EXCERPTED DATA
◆ ◆ ◆ ◆

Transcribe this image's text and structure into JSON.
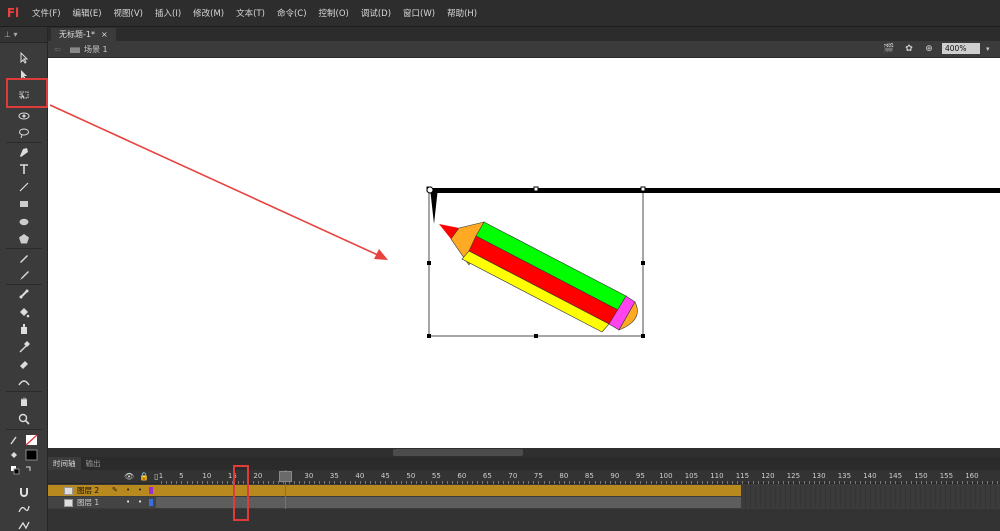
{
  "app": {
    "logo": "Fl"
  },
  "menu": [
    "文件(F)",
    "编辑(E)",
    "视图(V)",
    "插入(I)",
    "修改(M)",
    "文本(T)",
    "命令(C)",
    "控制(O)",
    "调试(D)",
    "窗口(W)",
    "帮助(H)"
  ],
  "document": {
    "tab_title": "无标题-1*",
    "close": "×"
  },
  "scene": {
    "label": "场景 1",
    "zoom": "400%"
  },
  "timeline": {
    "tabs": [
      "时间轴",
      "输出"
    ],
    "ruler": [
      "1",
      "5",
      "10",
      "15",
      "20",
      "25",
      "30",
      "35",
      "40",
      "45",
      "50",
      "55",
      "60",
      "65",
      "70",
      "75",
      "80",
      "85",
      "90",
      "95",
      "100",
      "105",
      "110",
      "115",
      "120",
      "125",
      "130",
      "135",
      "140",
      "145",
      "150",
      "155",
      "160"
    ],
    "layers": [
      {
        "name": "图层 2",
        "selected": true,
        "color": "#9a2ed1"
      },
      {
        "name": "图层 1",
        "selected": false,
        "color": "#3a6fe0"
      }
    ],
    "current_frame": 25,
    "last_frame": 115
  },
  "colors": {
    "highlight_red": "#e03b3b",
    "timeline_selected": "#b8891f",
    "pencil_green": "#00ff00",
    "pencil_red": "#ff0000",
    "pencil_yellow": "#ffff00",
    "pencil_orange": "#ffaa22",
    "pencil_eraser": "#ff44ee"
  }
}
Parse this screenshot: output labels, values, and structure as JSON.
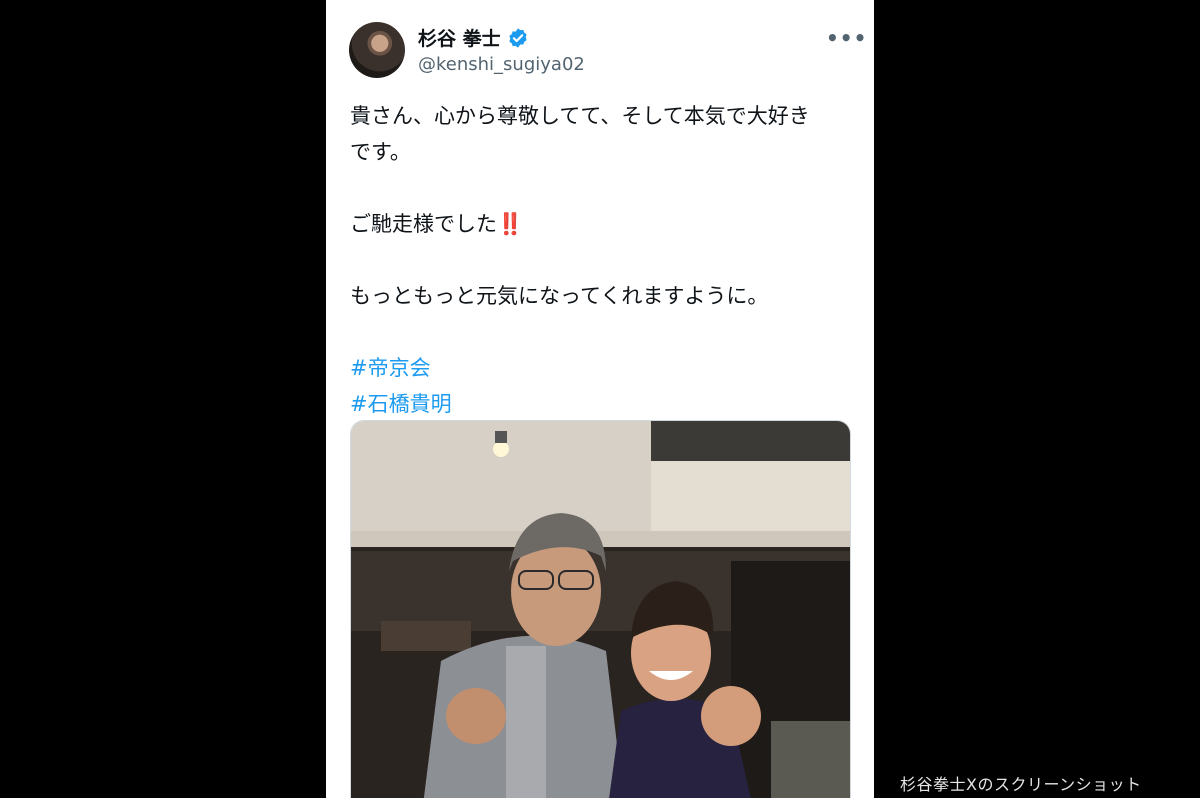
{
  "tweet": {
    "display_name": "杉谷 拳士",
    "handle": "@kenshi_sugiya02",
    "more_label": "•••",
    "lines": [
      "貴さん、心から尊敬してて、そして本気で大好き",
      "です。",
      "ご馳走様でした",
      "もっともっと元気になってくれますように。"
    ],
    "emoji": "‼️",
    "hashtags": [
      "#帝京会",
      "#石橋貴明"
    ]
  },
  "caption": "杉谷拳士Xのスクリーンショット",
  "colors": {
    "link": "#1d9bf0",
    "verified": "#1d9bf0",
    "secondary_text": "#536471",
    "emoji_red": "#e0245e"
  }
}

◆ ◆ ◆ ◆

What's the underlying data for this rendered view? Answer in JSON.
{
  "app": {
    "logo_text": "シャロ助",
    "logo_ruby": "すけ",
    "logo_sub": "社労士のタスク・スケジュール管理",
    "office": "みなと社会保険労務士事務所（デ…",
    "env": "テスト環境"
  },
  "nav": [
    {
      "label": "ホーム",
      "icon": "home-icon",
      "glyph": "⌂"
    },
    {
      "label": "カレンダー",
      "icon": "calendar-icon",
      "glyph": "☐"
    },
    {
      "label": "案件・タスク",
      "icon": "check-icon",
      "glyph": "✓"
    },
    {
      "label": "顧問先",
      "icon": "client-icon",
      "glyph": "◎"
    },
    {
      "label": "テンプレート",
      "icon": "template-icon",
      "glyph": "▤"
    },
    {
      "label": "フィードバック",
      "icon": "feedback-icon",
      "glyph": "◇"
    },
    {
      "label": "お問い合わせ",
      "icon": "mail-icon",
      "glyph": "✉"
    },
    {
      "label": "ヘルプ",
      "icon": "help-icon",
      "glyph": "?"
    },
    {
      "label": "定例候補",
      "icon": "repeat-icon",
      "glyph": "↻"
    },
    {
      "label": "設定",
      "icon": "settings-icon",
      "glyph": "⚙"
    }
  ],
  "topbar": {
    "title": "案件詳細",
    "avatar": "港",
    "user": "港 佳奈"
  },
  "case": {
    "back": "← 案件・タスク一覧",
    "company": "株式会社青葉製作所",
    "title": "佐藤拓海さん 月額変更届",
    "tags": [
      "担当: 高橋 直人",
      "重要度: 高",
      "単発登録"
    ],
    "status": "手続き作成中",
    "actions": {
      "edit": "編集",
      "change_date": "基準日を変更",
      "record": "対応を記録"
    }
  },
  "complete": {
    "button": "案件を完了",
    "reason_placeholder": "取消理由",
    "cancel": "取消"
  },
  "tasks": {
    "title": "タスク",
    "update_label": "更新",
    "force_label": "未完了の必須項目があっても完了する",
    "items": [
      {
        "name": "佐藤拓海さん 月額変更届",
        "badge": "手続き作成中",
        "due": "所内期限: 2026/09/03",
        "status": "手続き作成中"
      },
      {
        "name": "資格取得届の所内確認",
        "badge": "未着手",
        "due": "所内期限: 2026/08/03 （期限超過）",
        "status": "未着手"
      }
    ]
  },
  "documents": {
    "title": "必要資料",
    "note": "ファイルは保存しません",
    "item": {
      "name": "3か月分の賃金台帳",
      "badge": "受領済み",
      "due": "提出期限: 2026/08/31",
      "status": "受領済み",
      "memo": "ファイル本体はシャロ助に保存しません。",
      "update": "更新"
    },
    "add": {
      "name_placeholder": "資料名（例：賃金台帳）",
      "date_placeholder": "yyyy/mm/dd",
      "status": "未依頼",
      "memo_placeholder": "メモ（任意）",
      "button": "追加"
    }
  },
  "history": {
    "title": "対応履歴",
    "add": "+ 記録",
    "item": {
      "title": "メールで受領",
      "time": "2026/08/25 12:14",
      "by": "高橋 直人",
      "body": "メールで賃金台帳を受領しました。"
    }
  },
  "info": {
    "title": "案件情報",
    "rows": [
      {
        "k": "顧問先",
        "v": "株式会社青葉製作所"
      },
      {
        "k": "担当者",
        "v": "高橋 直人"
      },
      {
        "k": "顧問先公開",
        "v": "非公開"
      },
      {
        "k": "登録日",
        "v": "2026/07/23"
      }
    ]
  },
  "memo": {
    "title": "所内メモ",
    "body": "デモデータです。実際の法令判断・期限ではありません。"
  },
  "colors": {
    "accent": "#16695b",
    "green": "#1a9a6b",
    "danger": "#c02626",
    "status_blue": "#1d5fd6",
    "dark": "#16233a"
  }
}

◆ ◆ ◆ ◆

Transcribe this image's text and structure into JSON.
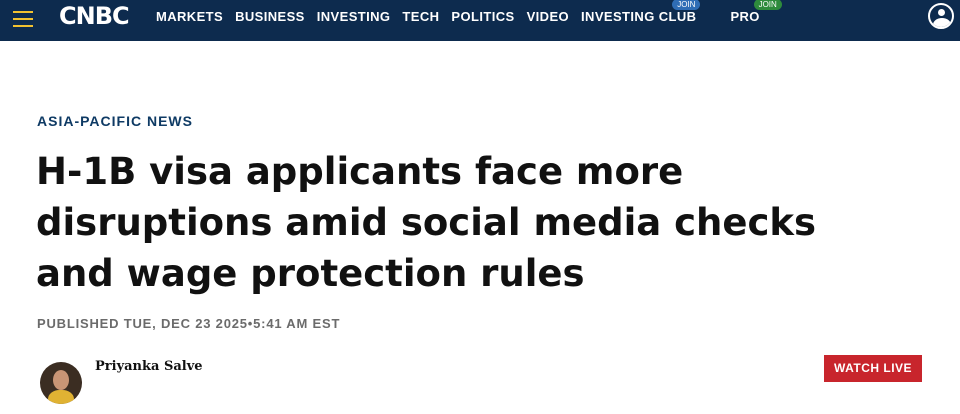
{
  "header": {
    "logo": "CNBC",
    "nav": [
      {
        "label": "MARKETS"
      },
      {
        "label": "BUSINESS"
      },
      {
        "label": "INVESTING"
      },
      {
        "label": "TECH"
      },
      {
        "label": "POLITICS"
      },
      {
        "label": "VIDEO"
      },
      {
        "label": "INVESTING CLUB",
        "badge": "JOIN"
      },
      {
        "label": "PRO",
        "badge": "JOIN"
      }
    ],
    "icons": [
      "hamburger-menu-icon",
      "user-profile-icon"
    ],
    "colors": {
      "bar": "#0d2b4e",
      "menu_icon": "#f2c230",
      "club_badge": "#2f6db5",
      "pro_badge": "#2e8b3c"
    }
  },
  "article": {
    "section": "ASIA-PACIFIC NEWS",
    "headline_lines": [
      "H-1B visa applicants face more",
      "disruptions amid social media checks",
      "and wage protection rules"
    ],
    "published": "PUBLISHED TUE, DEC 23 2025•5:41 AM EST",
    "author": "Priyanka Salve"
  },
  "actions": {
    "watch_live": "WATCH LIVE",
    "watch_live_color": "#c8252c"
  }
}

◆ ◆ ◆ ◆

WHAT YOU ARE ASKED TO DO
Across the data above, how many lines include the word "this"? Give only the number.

WRITTEN REPLY
4